New Zealand has sent more than 200 personnel since last October. This latest team will spend two weeks in Canberra working up to 16-hour days.

For Northland father Rory Renwick, it will be his seventh time returning to Australia.

"Leaving the family is always a challenge," he told 1 NEWS. 

"You definitely miss them and there's a bit of that in return as well."

The Kiwis will be doing a variety of work, including managing aircraft and other tasks.

"It'll be structure protection, protecting communities, back burning and lots of direct attack," Mr Renwick says.

"There’s been some rain and that'll knock the fires until the wind blows off the desert again, so it's a matter of doing as much work as possible before the wind come off the desert and they flare up again."

It's a nervous time for Mr Renwick's wife, Nicky, but she says she'd never hold him back from doing what he loves.

"Trees falling down on firefighters is the one way you hear of the demise of firefighters, so that’s my biggest worry," she told 1 NEWS.

"We've lost friends in helicopters fighting fires so I just shut my thoughts off while he’s away."

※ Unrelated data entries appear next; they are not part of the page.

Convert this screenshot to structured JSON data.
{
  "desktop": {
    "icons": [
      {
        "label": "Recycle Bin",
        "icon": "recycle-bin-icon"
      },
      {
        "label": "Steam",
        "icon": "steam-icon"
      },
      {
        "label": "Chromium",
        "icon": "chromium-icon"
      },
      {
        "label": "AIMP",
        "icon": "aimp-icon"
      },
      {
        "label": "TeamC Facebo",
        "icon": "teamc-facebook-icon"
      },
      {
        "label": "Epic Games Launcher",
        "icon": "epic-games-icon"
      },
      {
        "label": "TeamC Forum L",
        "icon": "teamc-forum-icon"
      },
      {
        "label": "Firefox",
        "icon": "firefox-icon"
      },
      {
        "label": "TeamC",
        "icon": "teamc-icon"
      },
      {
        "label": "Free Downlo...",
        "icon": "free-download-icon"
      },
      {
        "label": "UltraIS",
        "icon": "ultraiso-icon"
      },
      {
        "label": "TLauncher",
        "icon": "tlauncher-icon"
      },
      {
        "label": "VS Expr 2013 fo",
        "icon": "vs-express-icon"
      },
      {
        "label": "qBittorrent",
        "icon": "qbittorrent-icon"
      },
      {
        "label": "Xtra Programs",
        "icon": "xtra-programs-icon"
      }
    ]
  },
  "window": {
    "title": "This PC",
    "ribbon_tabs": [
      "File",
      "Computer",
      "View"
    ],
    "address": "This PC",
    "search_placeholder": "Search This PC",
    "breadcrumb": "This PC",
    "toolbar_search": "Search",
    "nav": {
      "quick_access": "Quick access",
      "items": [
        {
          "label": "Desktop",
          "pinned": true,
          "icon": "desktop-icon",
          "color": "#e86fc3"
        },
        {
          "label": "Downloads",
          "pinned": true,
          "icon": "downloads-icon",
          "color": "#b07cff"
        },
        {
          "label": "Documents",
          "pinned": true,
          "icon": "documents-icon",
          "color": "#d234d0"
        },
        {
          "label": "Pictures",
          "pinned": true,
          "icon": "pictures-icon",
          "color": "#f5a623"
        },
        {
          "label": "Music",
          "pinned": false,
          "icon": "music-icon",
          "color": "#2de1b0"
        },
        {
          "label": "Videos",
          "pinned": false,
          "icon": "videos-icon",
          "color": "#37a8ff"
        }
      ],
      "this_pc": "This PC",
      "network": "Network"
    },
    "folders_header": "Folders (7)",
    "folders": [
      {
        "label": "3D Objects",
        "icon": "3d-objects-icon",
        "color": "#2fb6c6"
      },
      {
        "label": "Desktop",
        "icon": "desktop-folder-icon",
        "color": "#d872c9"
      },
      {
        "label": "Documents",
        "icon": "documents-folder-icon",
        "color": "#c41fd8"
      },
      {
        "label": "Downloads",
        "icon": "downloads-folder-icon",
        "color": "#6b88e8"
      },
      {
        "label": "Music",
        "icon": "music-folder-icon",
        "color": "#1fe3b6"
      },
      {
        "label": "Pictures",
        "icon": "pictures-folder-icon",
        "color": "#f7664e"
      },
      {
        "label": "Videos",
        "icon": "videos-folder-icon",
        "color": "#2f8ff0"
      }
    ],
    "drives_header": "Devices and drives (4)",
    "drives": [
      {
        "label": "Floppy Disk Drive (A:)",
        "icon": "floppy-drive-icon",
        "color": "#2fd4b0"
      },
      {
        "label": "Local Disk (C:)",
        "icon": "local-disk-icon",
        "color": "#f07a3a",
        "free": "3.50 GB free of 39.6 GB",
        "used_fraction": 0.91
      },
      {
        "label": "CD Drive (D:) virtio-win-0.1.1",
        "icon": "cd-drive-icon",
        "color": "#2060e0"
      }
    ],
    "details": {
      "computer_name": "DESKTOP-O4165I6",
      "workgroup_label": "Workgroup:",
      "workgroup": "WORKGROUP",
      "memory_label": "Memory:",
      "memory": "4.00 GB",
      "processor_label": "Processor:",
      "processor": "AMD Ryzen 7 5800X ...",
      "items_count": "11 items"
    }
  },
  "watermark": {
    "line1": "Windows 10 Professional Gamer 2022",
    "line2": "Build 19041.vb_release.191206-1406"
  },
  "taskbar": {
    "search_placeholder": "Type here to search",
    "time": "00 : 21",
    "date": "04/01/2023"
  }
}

There were some nerves as crews arrived at the airport today, but they all say going was a no brainer.

Taranaki volunteer firefighter Charlotte McGoldrick jumped at the chance.

"As soon as I saw it, I wanted to have my name down," she told 1 NEWS.

"My mum's a bit nervous. I’m her only daughter."

Matt Balks, who will be returning to Australia for the second time after fighting fires in Tasmania, says trees are one of the biggest hazards.

"They’re called widow-makers for one reason," he says.

"They can be silent. I've heard them crashing and it puts the chills through you, it’s just looking to see what's going on above you."

The team will be working closely with Australian fire crews to help protect vulnerable communities.

And while that means their own loved ones at home will have to be just as brave, they know that other families are depending on them too.